Why is it important to prevent hospital acquired infections?
Infections can be associated with procedures (like surgery) and the devices used in medical procedures, such as catheters or ventilators. HAIs are important causes of morbidity and mortality in the United States and are associated with a substantial increase in health care costs each year.
What is the most common type of hospital acquired infection?
Hospital-acquired infections are caused by viral, bacterial, and fungal pathogens; the most common types are bloodstream infection (BSI), pneumonia (eg, ventilator-associated pneumonia [VAP]), urinary tract infection (UTI), and surgical site infection (SSI).

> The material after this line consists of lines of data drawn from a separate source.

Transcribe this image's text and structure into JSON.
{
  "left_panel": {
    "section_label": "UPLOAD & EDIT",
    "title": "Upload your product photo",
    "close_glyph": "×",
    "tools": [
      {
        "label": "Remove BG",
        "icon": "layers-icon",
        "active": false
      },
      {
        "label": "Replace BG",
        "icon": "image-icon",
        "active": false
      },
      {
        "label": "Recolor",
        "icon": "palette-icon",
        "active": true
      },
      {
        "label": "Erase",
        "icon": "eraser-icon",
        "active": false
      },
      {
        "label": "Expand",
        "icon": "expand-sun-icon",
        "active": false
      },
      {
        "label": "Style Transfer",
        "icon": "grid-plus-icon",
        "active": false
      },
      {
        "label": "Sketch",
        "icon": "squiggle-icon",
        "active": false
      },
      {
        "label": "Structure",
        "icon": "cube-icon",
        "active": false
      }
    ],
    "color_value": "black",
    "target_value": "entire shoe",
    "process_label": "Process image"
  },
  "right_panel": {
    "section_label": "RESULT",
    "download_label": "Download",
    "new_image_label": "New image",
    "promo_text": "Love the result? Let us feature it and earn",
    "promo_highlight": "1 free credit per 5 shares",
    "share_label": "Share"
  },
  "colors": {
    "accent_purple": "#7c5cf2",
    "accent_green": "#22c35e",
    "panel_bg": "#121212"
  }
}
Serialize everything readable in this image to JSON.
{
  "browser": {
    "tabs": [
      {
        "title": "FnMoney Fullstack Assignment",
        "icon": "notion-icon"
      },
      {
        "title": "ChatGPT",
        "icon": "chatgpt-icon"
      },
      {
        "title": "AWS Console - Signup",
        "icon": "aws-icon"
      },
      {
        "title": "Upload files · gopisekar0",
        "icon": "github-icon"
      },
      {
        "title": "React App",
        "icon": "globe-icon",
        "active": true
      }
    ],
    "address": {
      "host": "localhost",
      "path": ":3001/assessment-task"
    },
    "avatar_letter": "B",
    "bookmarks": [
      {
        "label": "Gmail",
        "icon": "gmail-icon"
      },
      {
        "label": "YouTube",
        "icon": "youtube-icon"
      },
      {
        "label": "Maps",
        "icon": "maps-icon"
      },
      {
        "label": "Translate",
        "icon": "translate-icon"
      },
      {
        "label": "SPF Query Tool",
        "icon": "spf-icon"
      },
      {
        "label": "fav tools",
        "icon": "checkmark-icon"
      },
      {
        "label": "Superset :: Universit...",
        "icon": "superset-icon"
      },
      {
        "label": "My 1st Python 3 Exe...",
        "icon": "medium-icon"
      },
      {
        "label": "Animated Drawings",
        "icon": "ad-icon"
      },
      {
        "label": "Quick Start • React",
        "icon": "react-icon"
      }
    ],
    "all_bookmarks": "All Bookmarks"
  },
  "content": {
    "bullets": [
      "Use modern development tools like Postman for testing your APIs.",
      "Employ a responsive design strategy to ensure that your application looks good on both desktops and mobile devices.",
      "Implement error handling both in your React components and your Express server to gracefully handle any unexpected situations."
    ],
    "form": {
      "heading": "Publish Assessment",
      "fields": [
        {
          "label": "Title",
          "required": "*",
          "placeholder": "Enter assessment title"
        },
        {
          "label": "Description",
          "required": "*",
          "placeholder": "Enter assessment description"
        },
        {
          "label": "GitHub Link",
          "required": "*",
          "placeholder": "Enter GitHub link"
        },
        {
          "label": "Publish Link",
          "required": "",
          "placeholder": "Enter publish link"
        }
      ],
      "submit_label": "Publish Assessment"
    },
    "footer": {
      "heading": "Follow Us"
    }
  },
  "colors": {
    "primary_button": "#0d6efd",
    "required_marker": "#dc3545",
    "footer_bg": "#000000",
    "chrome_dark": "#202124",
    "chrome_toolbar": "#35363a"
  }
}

Who is at risk for hospital acquired infections?
All hospitalized patients are susceptible to contracting a nosocomial infection. Some patients are at greater risk than others-young children, the elderly, and persons with compromised immune systems are more likely to get an infection.
What is a hospital acquired infection called?
Hospital-acquired infections, also known as healthcare-associated infections (HAI), are nosocomially acquired infections that are typically not present or might be incubating at the time of admission. These infections are usually acquired after hospitalization and manifest 48 hours after admission to the hospital.
What are 3 common examples of nosocomial infections?
Some well known nosocomial infections include: ventilator-associated pneumonia, Methicillin resistant Staphylococcus aureus, Candida albicans, Acinetobacter baumannii, Clostridium difficile, Tuberculosis, Urinary tract infection, Vancomycin-resistant Enterococcus and Legionnaires’ disease.
What are examples of HCAI?
The term HCAI covers a wide range of infections. The most well known include those caused by meticillin-resistant Staphylococcus aureus (MRSA), meticillin-sensitive Staphylococcus aureus (MSSA), Clostridium difficile (C. difficile) and Escherichia coli (E. coli).
Why does sepsis occur in hospitals?
Sepsis is a serious medical condition. It’s caused by an overwhelming immune response to infection. The body releases immune chemicals into the blood to combat the infection. Those chemicals trigger widespread inflammation, which leads to blood clots and leaky blood vessels.